- [YOUR TASK]
What is needed is an exact copy of every entry.

[Entries from a dataset of interfaces]
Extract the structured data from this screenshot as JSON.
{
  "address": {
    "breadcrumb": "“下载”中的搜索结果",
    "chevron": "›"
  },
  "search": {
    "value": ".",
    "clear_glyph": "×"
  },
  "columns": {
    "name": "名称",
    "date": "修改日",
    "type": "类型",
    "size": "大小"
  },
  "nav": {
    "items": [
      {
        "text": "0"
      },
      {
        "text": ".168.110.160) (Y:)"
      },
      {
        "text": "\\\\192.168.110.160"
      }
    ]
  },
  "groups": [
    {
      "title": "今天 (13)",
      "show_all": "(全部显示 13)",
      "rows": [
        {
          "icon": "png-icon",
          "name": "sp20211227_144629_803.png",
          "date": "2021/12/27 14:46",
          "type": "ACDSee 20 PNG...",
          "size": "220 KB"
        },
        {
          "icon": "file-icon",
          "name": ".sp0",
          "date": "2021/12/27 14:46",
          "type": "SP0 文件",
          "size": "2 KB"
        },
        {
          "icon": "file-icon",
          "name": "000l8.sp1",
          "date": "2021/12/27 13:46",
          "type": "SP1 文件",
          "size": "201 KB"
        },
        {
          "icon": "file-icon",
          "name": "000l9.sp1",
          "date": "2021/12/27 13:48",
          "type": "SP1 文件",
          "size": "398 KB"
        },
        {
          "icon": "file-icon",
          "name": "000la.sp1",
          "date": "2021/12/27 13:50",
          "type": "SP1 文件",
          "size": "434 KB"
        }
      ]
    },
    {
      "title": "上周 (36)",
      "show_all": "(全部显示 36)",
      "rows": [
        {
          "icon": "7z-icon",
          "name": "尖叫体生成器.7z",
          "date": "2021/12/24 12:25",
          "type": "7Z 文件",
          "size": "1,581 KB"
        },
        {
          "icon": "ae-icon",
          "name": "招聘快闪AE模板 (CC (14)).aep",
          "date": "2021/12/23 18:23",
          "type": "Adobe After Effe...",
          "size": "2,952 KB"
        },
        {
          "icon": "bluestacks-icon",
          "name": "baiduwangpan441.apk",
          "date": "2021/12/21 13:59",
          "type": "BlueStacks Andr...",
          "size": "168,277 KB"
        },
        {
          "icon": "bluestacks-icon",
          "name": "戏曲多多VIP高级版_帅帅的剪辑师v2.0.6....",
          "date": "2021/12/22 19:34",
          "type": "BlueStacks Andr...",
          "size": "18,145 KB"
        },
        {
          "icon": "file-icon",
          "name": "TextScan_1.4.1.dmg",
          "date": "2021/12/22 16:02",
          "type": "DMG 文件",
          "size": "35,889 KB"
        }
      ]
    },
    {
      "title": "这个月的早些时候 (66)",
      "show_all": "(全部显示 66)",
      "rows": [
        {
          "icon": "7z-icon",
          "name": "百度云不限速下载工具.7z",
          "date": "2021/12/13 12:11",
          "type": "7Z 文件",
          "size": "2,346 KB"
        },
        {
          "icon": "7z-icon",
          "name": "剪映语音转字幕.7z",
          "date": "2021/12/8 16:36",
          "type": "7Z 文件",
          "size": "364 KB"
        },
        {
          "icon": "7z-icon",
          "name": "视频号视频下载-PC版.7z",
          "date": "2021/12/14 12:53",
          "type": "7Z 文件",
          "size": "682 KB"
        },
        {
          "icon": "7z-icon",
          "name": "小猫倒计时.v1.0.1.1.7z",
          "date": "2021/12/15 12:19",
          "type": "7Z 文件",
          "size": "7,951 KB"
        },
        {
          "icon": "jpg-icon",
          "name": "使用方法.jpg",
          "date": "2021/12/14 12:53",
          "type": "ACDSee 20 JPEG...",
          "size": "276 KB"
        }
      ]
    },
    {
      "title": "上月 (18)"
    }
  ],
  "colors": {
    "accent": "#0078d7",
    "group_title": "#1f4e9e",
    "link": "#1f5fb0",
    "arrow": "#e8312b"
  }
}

- [WRITTEN SOLUTION]
Extract the structured data from this screenshot as JSON.
{
  "address": {
    "breadcrumb": "“下载”中的搜索结果",
    "chevron": "›"
  },
  "search": {
    "value": ".",
    "clear_glyph": "×"
  },
  "columns": {
    "name": "名称",
    "date": "修改日",
    "type": "类型",
    "size": "大小"
  },
  "nav": {
    "items": [
      {
        "text": "0"
      },
      {
        "text": ".168.110.160) (Y:)"
      },
      {
        "text": "\\\\192.168.110.160"
      }
    ]
  },
  "groups": [
    {
      "title": "今天 (13)",
      "show_all": "(全部显示 13)",
      "rows": [
        {
          "icon": "png-icon",
          "name": "sp20211227_144629_803.png",
          "date": "2021/12/27 14:46",
          "type": "ACDSee 20 PNG...",
          "size": "220 KB"
        },
        {
          "icon": "file-icon",
          "name": ".sp0",
          "date": "2021/12/27 14:46",
          "type": "SP0 文件",
          "size": "2 KB"
        },
        {
          "icon": "file-icon",
          "name": "000l8.sp1",
          "date": "2021/12/27 13:46",
          "type": "SP1 文件",
          "size": "201 KB"
        },
        {
          "icon": "file-icon",
          "name": "000l9.sp1",
          "date": "2021/12/27 13:48",
          "type": "SP1 文件",
          "size": "398 KB"
        },
        {
          "icon": "file-icon",
          "name": "000la.sp1",
          "date": "2021/12/27 13:50",
          "type": "SP1 文件",
          "size": "434 KB"
        }
      ]
    },
    {
      "title": "上周 (36)",
      "show_all": "(全部显示 36)",
      "rows": [
        {
          "icon": "7z-icon",
          "name": "尖叫体生成器.7z",
          "date": "2021/12/24 12:25",
          "type": "7Z 文件",
          "size": "1,581 KB"
        },
        {
          "icon": "ae-icon",
          "name": "招聘快闪AE模板 (CC (14)).aep",
          "date": "2021/12/23 18:23",
          "type": "Adobe After Effe...",
          "size": "2,952 KB"
        },
        {
          "icon": "bluestacks-icon",
          "name": "baiduwangpan441.apk",
          "date": "2021/12/21 13:59",
          "type": "BlueStacks Andr...",
          "size": "168,277 KB"
        },
        {
          "icon": "bluestacks-icon",
          "name": "戏曲多多VIP高级版_帅帅的剪辑师v2.0.6....",
          "date": "2021/12/22 19:34",
          "type": "BlueStacks Andr...",
          "size": "18,145 KB"
        },
        {
          "icon": "file-icon",
          "name": "TextScan_1.4.1.dmg",
          "date": "2021/12/22 16:02",
          "type": "DMG 文件",
          "size": "35,889 KB"
        }
      ]
    },
    {
      "title": "这个月的早些时候 (66)",
      "show_all": "(全部显示 66)",
      "rows": [
        {
          "icon": "7z-icon",
          "name": "百度云不限速下载工具.7z",
          "date": "2021/12/13 12:11",
          "type": "7Z 文件",
          "size": "2,346 KB"
        },
        {
          "icon": "7z-icon",
          "name": "剪映语音转字幕.7z",
          "date": "2021/12/8 16:36",
          "type": "7Z 文件",
          "size": "364 KB"
        },
        {
          "icon": "7z-icon",
          "name": "视频号视频下载-PC版.7z",
          "date": "2021/12/14 12:53",
          "type": "7Z 文件",
          "size": "682 KB"
        },
        {
          "icon": "7z-icon",
          "name": "小猫倒计时.v1.0.1.1.7z",
          "date": "2021/12/15 12:19",
          "type": "7Z 文件",
          "size": "7,951 KB"
        },
        {
          "icon": "jpg-icon",
          "name": "使用方法.jpg",
          "date": "2021/12/14 12:53",
          "type": "ACDSee 20 JPEG...",
          "size": "276 KB"
        }
      ]
    },
    {
      "title": "上月 (18)"
    }
  ],
  "colors": {
    "accent": "#0078d7",
    "group_title": "#1f4e9e",
    "link": "#1f5fb0",
    "arrow": "#e8312b"
  }
}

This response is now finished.